• The specifi c gravity is less signifi cant, but we can affi rm that if the specifi c gravity increases, the modulus of elasticity also increases.

• The three different temperature conditions employed in this work changed the moisture content of the specimen, but did not signifi cantly affect the values of the modulus of elasticity.

We noted that the infl uence of the moisture content on the modulus of elasticity is signifi cant; if the moisture content increases, the modulus of elasticity decreases. However, we should also mention here that the moisture content effect is relative to the temperature effects present in the coupling.
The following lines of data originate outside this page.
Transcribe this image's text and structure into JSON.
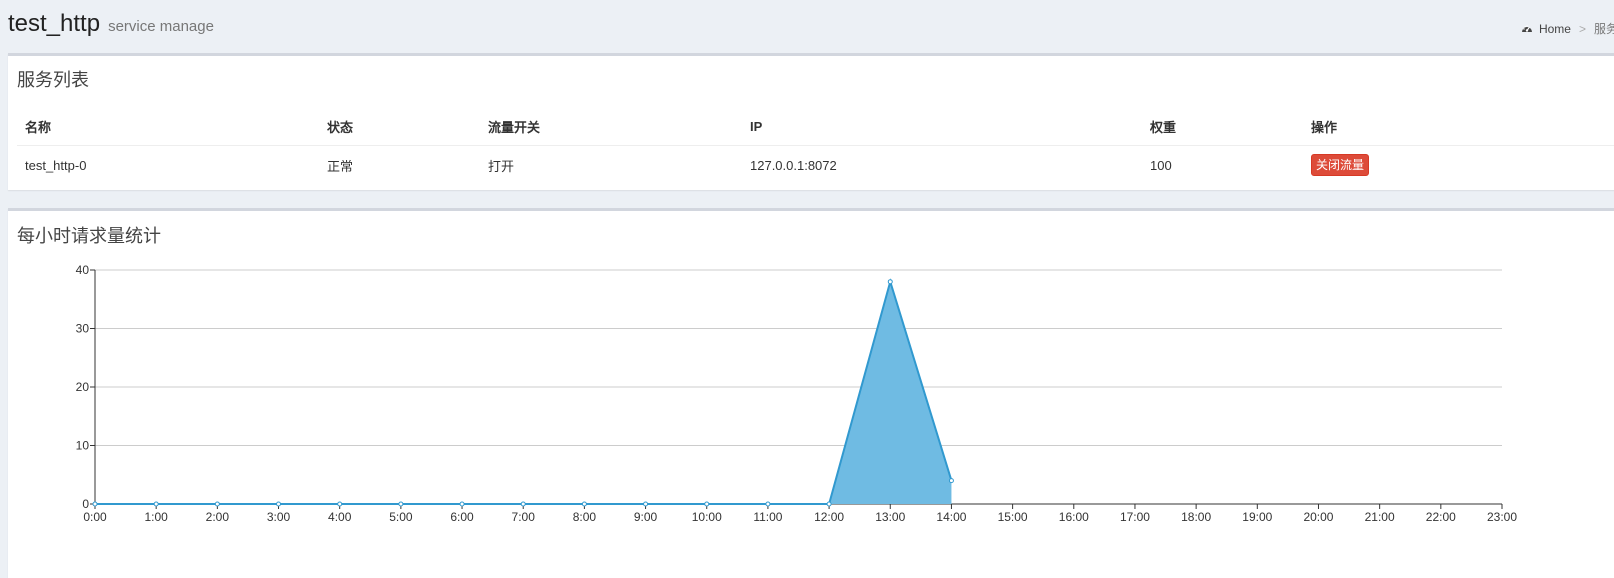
{
  "header": {
    "title": "test_http",
    "subtitle": "service manage",
    "breadcrumb": {
      "home_label": "Home",
      "separator": ">",
      "current": "服务"
    }
  },
  "services": {
    "title": "服务列表",
    "columns": [
      "名称",
      "状态",
      "流量开关",
      "IP",
      "权重",
      "操作"
    ],
    "rows": [
      {
        "name": "test_http-0",
        "status": "正常",
        "flow_switch": "打开",
        "ip": "127.0.0.1:8072",
        "weight": "100",
        "action_label": "关闭流量"
      }
    ]
  },
  "stats": {
    "title": "每小时请求量统计"
  },
  "colors": {
    "accent_fill": "#6fbbe3",
    "accent_line": "#3199cf",
    "status_green": "#008d4c",
    "danger": "#dd4b39"
  },
  "chart_data": {
    "type": "area",
    "categories": [
      "0:00",
      "1:00",
      "2:00",
      "3:00",
      "4:00",
      "5:00",
      "6:00",
      "7:00",
      "8:00",
      "9:00",
      "10:00",
      "11:00",
      "12:00",
      "13:00",
      "14:00",
      "15:00",
      "16:00",
      "17:00",
      "18:00",
      "19:00",
      "20:00",
      "21:00",
      "22:00",
      "23:00"
    ],
    "values": [
      0,
      0,
      0,
      0,
      0,
      0,
      0,
      0,
      0,
      0,
      0,
      0,
      0,
      38,
      4
    ],
    "yticks": [
      "0",
      "10",
      "20",
      "30",
      "40"
    ],
    "ylim": [
      0,
      40
    ],
    "grid": true,
    "legend": "none"
  }
}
It is important to emphasize that these conclusions are restricted to the current experimental data. To determine whether these results can be generalized, addition tests must be developed that take into account other species of wood, with different moisture content, specifi c gravity, number of growth rings per inch and temperature conditions.

ACKNOWLEDGEMENTS
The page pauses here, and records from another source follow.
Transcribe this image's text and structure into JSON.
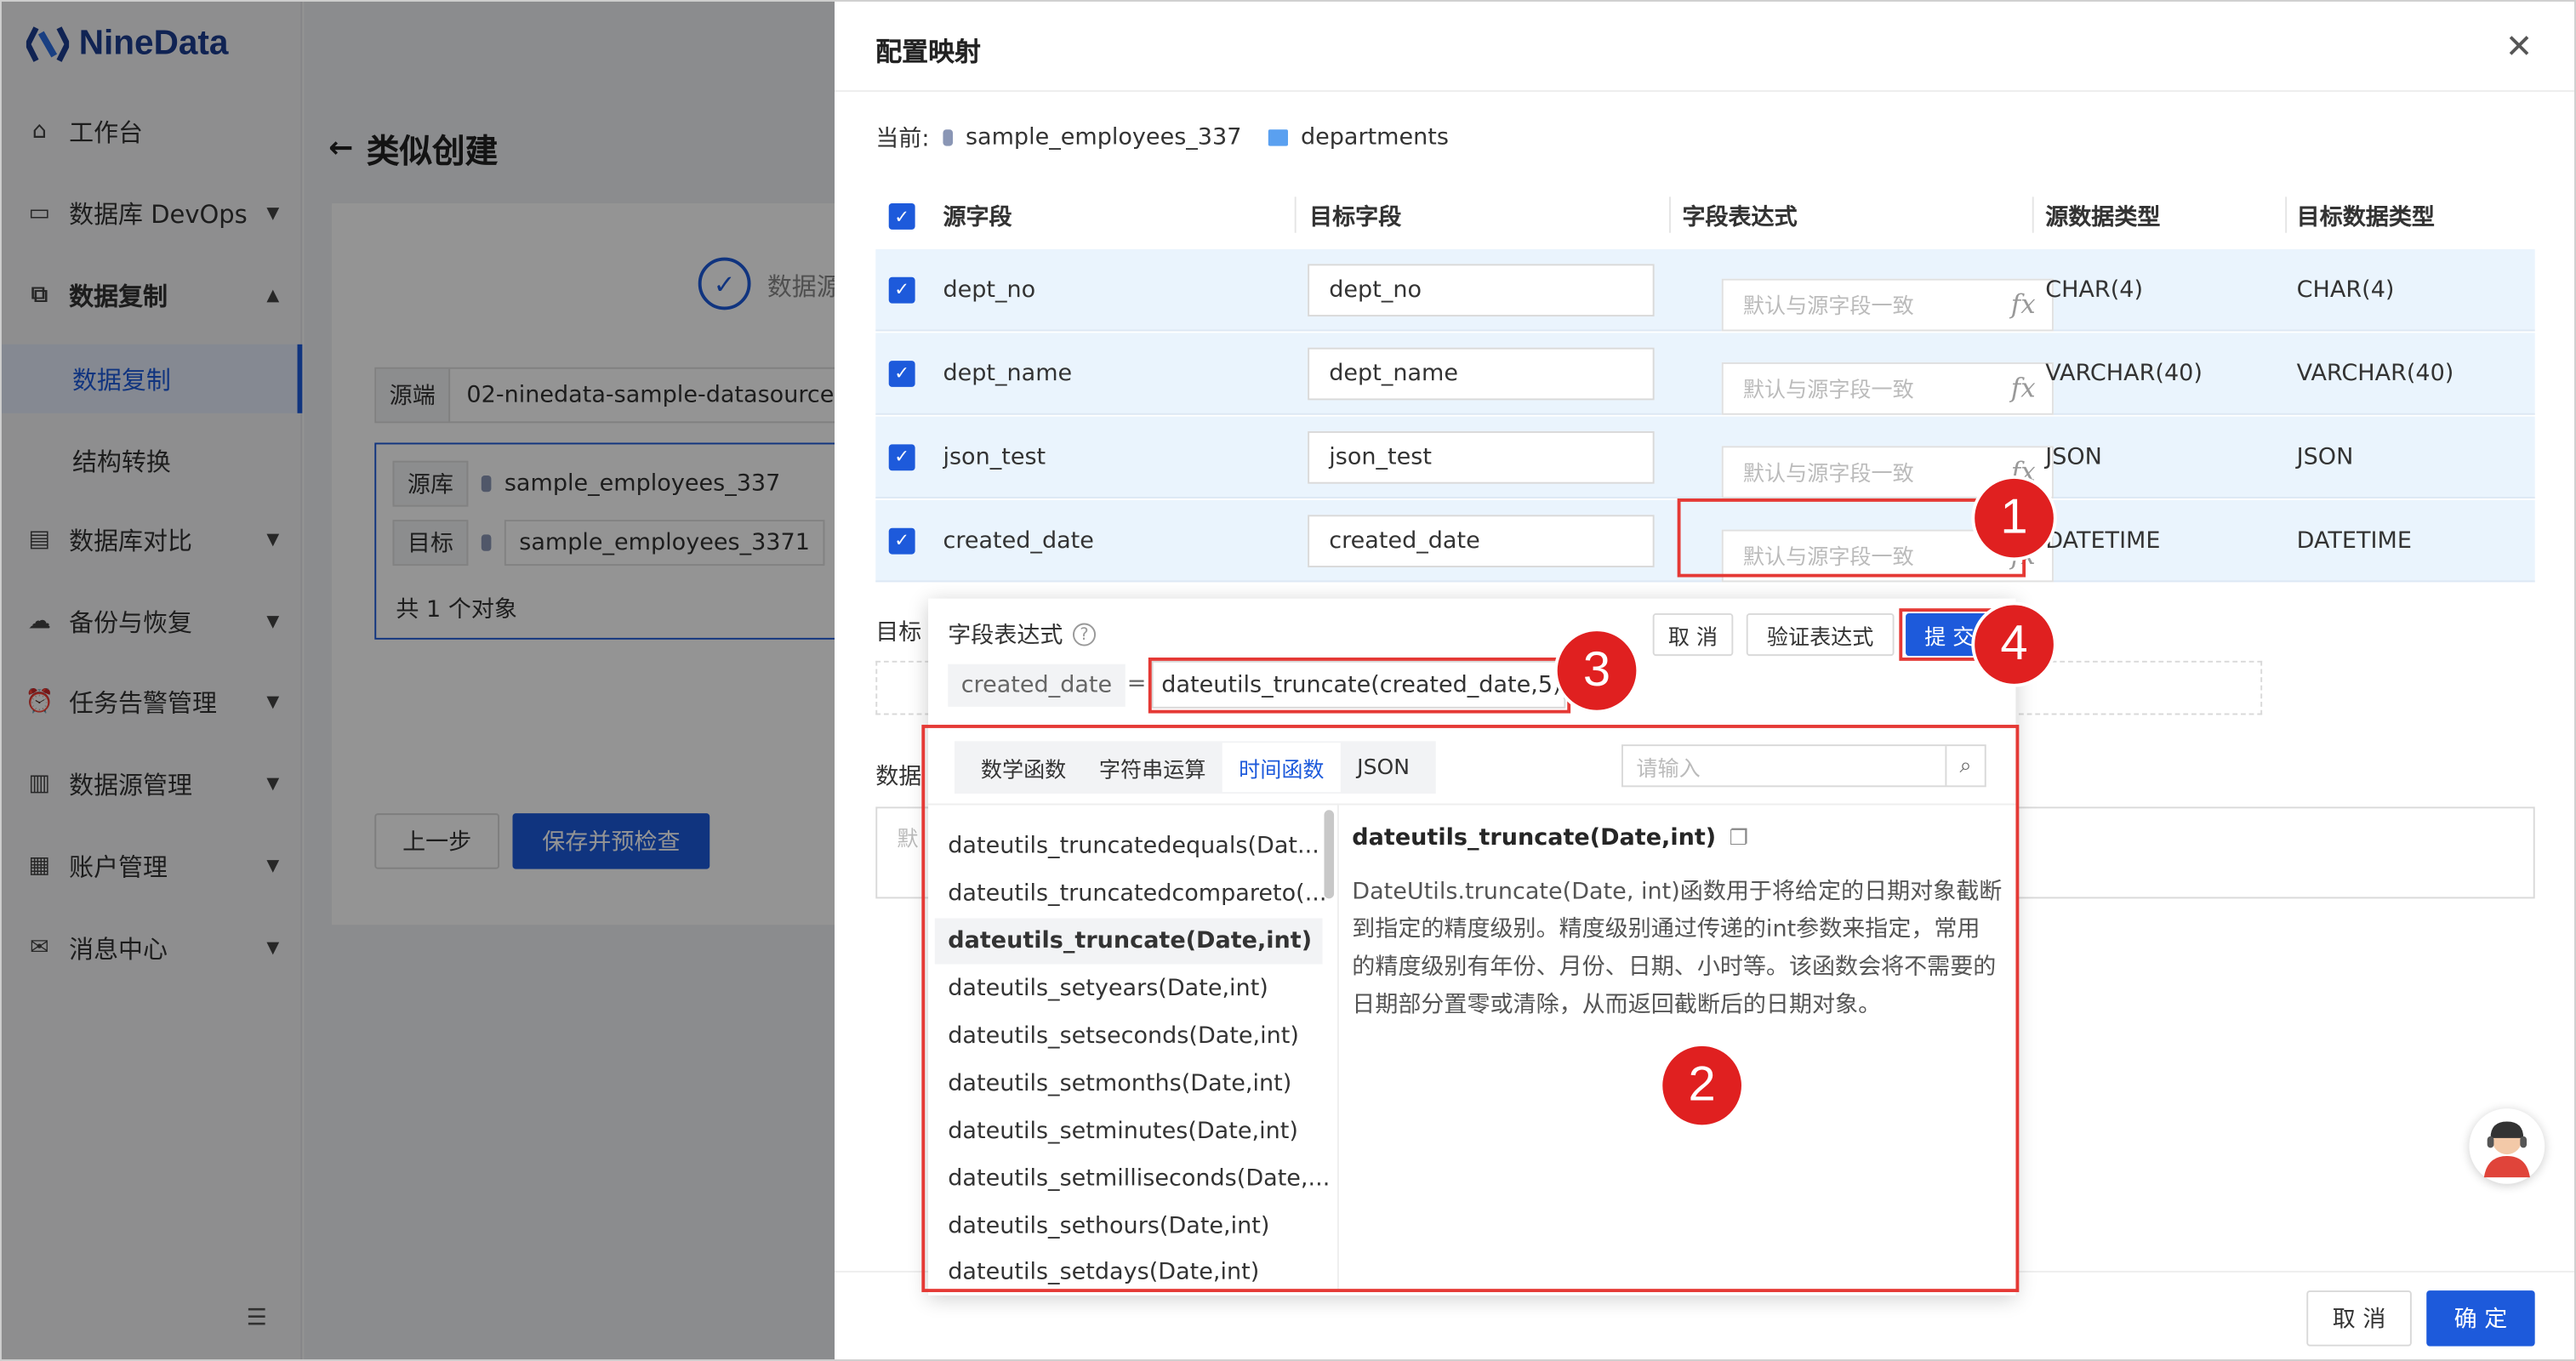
{
  "app": {
    "logo": "NineData"
  },
  "sidebar": {
    "items": [
      {
        "label": "工作台",
        "icon": "home-icon"
      },
      {
        "label": "数据库 DevOps",
        "icon": "monitor-icon"
      },
      {
        "label": "数据复制",
        "icon": "copy-icon"
      },
      {
        "label": "数据库对比",
        "icon": "compare-icon"
      },
      {
        "label": "备份与恢复",
        "icon": "cloud-icon"
      },
      {
        "label": "任务告警管理",
        "icon": "alarm-icon"
      },
      {
        "label": "数据源管理",
        "icon": "database-icon"
      },
      {
        "label": "账户管理",
        "icon": "account-icon"
      },
      {
        "label": "消息中心",
        "icon": "mail-icon"
      }
    ],
    "sub_items": [
      "数据复制",
      "结构转换"
    ]
  },
  "page": {
    "title": "类似创建",
    "step_label": "数据源",
    "source_end_label": "源端",
    "source_end_value": "02-ninedata-sample-datasource",
    "source_db_label": "源库",
    "source_db_value": "sample_employees_337",
    "target_label": "目标",
    "target_value": "sample_employees_3371",
    "object_count": "共 1 个对象",
    "prev_button": "上一步",
    "save_button": "保存并预检查",
    "target_section_label": "目标",
    "data_section_label": "数据",
    "default_placeholder": "默"
  },
  "drawer": {
    "title": "配置映射",
    "current_label": "当前:",
    "current_db": "sample_employees_337",
    "current_table": "departments",
    "columns": [
      "源字段",
      "目标字段",
      "字段表达式",
      "源数据类型",
      "目标数据类型"
    ],
    "expr_placeholder": "默认与源字段一致",
    "rows": [
      {
        "source": "dept_no",
        "target": "dept_no",
        "src_type": "CHAR(4)",
        "tgt_type": "CHAR(4)"
      },
      {
        "source": "dept_name",
        "target": "dept_name",
        "src_type": "VARCHAR(40)",
        "tgt_type": "VARCHAR(40)"
      },
      {
        "source": "json_test",
        "target": "json_test",
        "src_type": "JSON",
        "tgt_type": "JSON"
      },
      {
        "source": "created_date",
        "target": "created_date",
        "src_type": "DATETIME",
        "tgt_type": "DATETIME"
      }
    ],
    "cancel_button": "取 消",
    "ok_button": "确 定"
  },
  "popover": {
    "title": "字段表达式",
    "field_name": "created_date",
    "equals": "=",
    "expression": "dateutils_truncate(created_date,5)",
    "cancel": "取 消",
    "validate": "验证表达式",
    "submit": "提 交",
    "tabs": [
      "数学函数",
      "字符串运算",
      "时间函数",
      "JSON"
    ],
    "active_tab": "时间函数",
    "search_placeholder": "请输入",
    "functions": [
      "dateutils_truncatedequals(Dat...",
      "dateutils_truncatedcompareto(...",
      "dateutils_truncate(Date,int)",
      "dateutils_setyears(Date,int)",
      "dateutils_setseconds(Date,int)",
      "dateutils_setmonths(Date,int)",
      "dateutils_setminutes(Date,int)",
      "dateutils_setmilliseconds(Date,...",
      "dateutils_sethours(Date,int)",
      "dateutils_setdays(Date,int)"
    ],
    "selected_function": "dateutils_truncate(Date,int)",
    "detail_title": "dateutils_truncate(Date,int)",
    "detail_desc": "DateUtils.truncate(Date, int)函数用于将给定的日期对象截断到指定的精度级别。精度级别通过传递的int参数来指定，常用的精度级别有年份、月份、日期、小时等。该函数会将不需要的日期部分置零或清除，从而返回截断后的日期对象。"
  },
  "annotations": [
    "1",
    "2",
    "3",
    "4"
  ],
  "colors": {
    "primary": "#1d5adb",
    "annotation_red": "#e02020",
    "row_highlight": "#eaf4fd"
  }
}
The fi rst author would like to thank the Department of Civil and Environmental Engineering of the University of Wisconsin-Madison for assistance with material conditioning and offi ce space. Thanks also to FAPESP - Fundação de Amparo à Pesquisa do Estado de São Paulo/Brazil (#97/02710-0) and UNICAMP - State University of Campinas for fi nancial support during the sabbatical year in Madison, Wisconsin.
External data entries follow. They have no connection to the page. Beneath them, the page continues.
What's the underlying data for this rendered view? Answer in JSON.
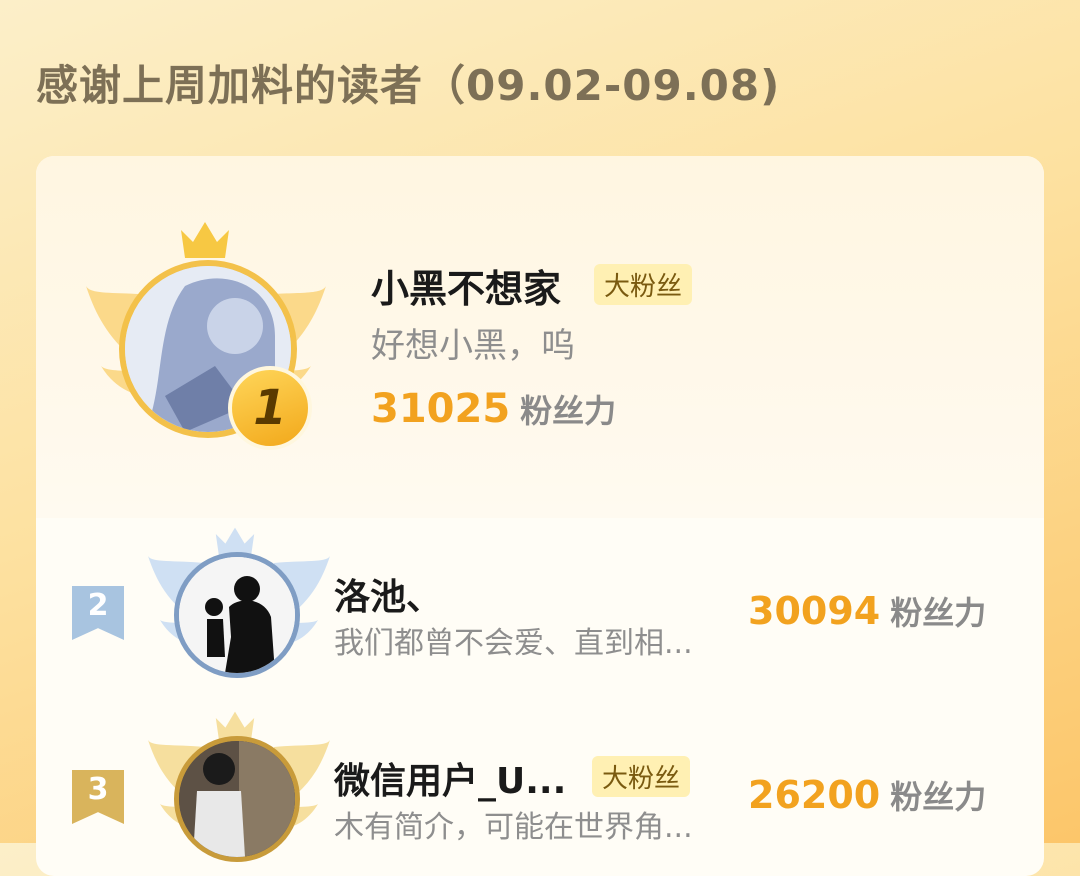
{
  "header": {
    "title": "感谢上周加料的读者（09.02-09.08)"
  },
  "leaderboard": [
    {
      "rank": "1",
      "name": "小黑不想家",
      "tag": "大粉丝",
      "desc": "好想小黑，呜",
      "score": "31025",
      "unit": "粉丝力"
    },
    {
      "rank": "2",
      "name": "洛池、",
      "tag": "",
      "desc": "我们都曾不会爱、直到相...",
      "score": "30094",
      "unit": "粉丝力"
    },
    {
      "rank": "3",
      "name": "微信用户_U...",
      "tag": "大粉丝",
      "desc": "木有简介，可能在世界角...",
      "score": "26200",
      "unit": "粉丝力"
    }
  ],
  "colors": {
    "gold": "#f2a21f",
    "silver": "#9fbedd",
    "bronze": "#d9b45c"
  }
}
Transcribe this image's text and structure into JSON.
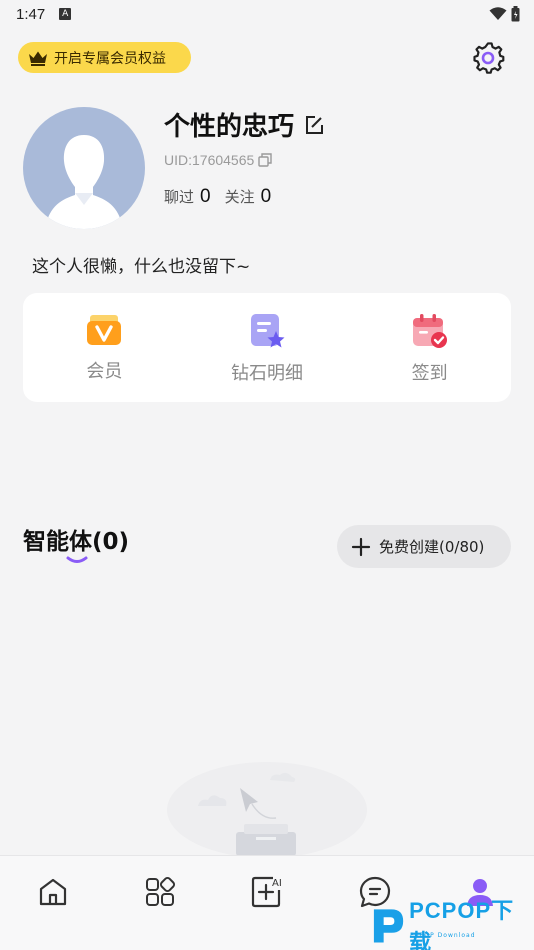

(14)

REFERENCES

Ando, K.; Ohta, M. 1999. Variability of fracture toughness by the crack tip position in an annual ring of coniferous wood. J Wood Sci 45: 275–283.

Ballarin, A . W.; Palma, H. A. L. 2003. Rigidity and Strength Properties of pinus taeda L. Juvenile And Mature timber. Árvore 27(3):371-380.

Bodig, J.; Jayne, B.A. 1982. Mechanics of wood and wood composites. Van Nostrand, New

York,

Cramer, S.M.; Hermanson, J.C.; McMurtry, W.M. 1996. Characterizing large strain crush

res-ponse of redwood. Sandia Report. SAND96 - 2966.UC-820, Sandia National Laboratories.

Cramer, S.M.; Kretschmann, D.; Lakes, R.; Schmidt, T. 2005. Earlywood and latewood elastic

properties in loblolly pine. Holzforschung 59:531-538.

Dinwoodie, J.M. 2000. Timber - Its nature and behavior. Van Nostrand Reinhold Company, New

York.

Gerhards, C.C. 1982. Effect of moisture content and temperature on mechanical properties of

wood: An analysis of immediate effects. Wood and Fiber 14(1): 443–449.

Hermanson, J.C. 1996. The triaxial behavior of redwood using a new confi ned compression devi-ce. PhD thesis, Dept. of Civil Engr., Univ. of Wisconsin, Wisc.

Hanhijiirvi, A. 2000. Advances in the knowledge of the infl uence of moisture changes on the long-term mechanical performance of timber structures. Materials and Structures 33: 43-49.

Lenth, C.; Sargent, R. 2004. Investigating the infl uence of moisture content and temperature on the tensile stiffness of radiata pine. Proceedings of Third International Conference of the European Society for wood Mechanics. UTAD, Vila Real, Portugal.

Mascia, N. T. 2003. Concerning the elastic orthotropic model applied to wood elastic properties. Maderas. Ciencia y tecnología 5 (1):3-19.

Montgomery, D.C.; Peck, E.A. 1992.Introduction to linear regression analysis. John Wiley & Sons, Inc, New York.

Rall, R.; Ballarin, A.W.; Palma, H.A.L. 2008. Calssifi cation of the sawn wood of pinus taeda

L. in classes of density using digital processing of images. Proceedings of XI EBRAMEM. UEL, Lon-drina, Brazil.

Ryan, B.F.; Joiner, B.L. 1994.Minitab handbook. Duxbury Press, Belmont, California.

Wood Handbook 1987. Wood as an engineering material. Agricultural Handbook 72. U.S. Dept.

Figure

Actualización...

Referencias

Actualización...